What details suggest that Dr. Manette's captivity has changed him in A Tale of Two Cities?
It is clear from Chapter Six of Book the First that the long years of captivity have had an incredibly negative impact on the life of Dr. Manette, as this chapter shows that he has lost all sense of his former identity, and indeed of having any identity at all apart from being known as "One Hundred and Five, North Tower," and mending shoes. Note the first description we are given of him as Monsieur Defarge leads Mr. Lorry and Lucie Manette into his room:
The faintness of the voice was pitiable and dreadful. It was not the faintness of physical weakness, though confinement and hard fare no doubt had their part in in it. Its deplorable peculiarity was, that it was the faintness of solitude and disuse. It was like the last feeble echo of a sound made long and long ago. So entirely had it lost the life and resonance of the human voice, that it affected the senses like a once beautiful colour faded away into a poor weak stain. So sunken and suppressed it was, that it was like a voice underground. So expressive it was, of a hopeless and lost creature, that a famished traveller, wearied out by lonely wandering in a wilderness, would have remembered home and friends in such a tone before lying down to die.

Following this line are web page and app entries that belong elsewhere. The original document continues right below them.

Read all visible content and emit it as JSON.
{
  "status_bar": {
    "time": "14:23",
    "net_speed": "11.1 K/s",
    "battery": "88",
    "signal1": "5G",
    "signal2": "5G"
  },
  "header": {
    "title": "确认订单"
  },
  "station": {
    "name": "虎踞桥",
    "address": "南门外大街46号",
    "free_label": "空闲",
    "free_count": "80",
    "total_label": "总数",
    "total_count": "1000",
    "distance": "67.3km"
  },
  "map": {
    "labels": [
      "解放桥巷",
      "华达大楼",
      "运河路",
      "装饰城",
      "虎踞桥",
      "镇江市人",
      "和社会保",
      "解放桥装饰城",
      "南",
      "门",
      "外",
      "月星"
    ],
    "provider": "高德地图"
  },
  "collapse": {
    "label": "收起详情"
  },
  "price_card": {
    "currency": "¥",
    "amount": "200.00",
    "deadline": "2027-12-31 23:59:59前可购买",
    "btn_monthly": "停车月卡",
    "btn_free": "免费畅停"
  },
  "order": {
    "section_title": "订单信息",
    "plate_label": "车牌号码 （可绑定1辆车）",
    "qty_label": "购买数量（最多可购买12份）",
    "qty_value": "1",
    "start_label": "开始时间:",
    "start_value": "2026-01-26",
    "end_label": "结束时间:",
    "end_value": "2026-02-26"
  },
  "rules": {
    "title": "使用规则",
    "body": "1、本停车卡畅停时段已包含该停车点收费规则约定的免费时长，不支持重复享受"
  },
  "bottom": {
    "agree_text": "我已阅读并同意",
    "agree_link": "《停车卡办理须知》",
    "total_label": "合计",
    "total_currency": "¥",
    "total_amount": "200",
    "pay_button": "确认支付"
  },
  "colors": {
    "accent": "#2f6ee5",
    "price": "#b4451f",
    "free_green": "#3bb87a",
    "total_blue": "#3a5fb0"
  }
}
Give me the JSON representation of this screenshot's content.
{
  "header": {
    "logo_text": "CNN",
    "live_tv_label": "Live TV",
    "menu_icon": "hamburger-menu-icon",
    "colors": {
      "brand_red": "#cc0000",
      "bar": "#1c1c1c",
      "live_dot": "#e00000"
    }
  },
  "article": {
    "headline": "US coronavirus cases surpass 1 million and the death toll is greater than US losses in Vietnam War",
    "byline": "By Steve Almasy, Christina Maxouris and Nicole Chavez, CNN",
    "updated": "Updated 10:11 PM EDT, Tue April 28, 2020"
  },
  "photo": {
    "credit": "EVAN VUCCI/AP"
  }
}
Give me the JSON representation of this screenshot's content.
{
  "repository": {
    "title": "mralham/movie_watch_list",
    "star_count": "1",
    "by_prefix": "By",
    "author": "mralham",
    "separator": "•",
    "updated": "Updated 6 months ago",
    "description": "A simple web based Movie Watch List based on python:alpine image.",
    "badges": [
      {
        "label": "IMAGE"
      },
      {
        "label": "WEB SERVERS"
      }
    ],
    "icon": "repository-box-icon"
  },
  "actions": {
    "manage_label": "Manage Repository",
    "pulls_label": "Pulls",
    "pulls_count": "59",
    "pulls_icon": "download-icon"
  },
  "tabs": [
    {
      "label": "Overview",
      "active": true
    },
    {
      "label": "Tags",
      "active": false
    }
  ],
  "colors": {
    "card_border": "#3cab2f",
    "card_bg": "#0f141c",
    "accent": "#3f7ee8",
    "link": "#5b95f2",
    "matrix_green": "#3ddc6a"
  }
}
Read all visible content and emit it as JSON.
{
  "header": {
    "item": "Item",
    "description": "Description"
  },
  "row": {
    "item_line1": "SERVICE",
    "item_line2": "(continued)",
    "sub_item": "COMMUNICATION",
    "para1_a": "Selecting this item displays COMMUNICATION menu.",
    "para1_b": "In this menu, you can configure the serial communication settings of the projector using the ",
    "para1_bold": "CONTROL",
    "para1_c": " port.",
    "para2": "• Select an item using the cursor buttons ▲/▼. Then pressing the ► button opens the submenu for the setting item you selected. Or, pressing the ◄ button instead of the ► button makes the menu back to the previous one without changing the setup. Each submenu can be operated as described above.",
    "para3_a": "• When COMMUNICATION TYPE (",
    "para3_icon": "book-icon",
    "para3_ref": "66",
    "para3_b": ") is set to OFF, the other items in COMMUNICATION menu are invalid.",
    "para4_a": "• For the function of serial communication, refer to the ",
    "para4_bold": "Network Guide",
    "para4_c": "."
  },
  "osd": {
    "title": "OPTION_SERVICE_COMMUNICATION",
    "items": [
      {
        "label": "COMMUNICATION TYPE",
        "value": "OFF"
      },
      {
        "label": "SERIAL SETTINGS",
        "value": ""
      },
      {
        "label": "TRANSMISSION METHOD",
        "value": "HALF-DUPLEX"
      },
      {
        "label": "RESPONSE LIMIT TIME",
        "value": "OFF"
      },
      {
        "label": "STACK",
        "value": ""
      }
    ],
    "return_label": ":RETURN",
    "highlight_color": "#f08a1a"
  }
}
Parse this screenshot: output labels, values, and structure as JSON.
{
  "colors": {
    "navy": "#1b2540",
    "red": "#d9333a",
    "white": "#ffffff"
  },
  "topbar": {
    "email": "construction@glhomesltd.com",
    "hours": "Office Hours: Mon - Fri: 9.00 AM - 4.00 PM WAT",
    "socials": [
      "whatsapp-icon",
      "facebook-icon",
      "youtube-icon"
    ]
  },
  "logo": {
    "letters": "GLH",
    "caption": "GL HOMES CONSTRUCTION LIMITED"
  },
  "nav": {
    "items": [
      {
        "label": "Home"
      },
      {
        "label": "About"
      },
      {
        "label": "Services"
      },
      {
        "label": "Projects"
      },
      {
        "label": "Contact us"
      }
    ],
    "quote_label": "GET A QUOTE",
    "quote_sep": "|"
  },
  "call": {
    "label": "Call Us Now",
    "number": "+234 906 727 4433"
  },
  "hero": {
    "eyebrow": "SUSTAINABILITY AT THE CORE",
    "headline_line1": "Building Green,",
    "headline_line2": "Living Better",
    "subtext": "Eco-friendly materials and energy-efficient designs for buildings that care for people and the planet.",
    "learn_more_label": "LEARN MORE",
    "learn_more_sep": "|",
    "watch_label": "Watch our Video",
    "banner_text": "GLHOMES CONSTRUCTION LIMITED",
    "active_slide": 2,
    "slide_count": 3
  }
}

Note how this barrage of description presents Dr. Manette as being literally a shadow of his former self. He has not used his voice much at all, and his voice is compared to being a once vibrant colour that is now nothing more than a pale "weak stain." His voice is reminiscent of death and abandonment. The way in which he has no memory of being anything else than a prisoner and a mender of shoes clearly shows the way that his captivity has impacted him mentally as well as physically, reducing him to nothing more than a pair of "haggard eyes" and a weak, frail, old man. It is only the love and care of his daughter that manages to resurrect him, bringing him metaphorically back to life, as Mr. Lorry's cryptic message explains.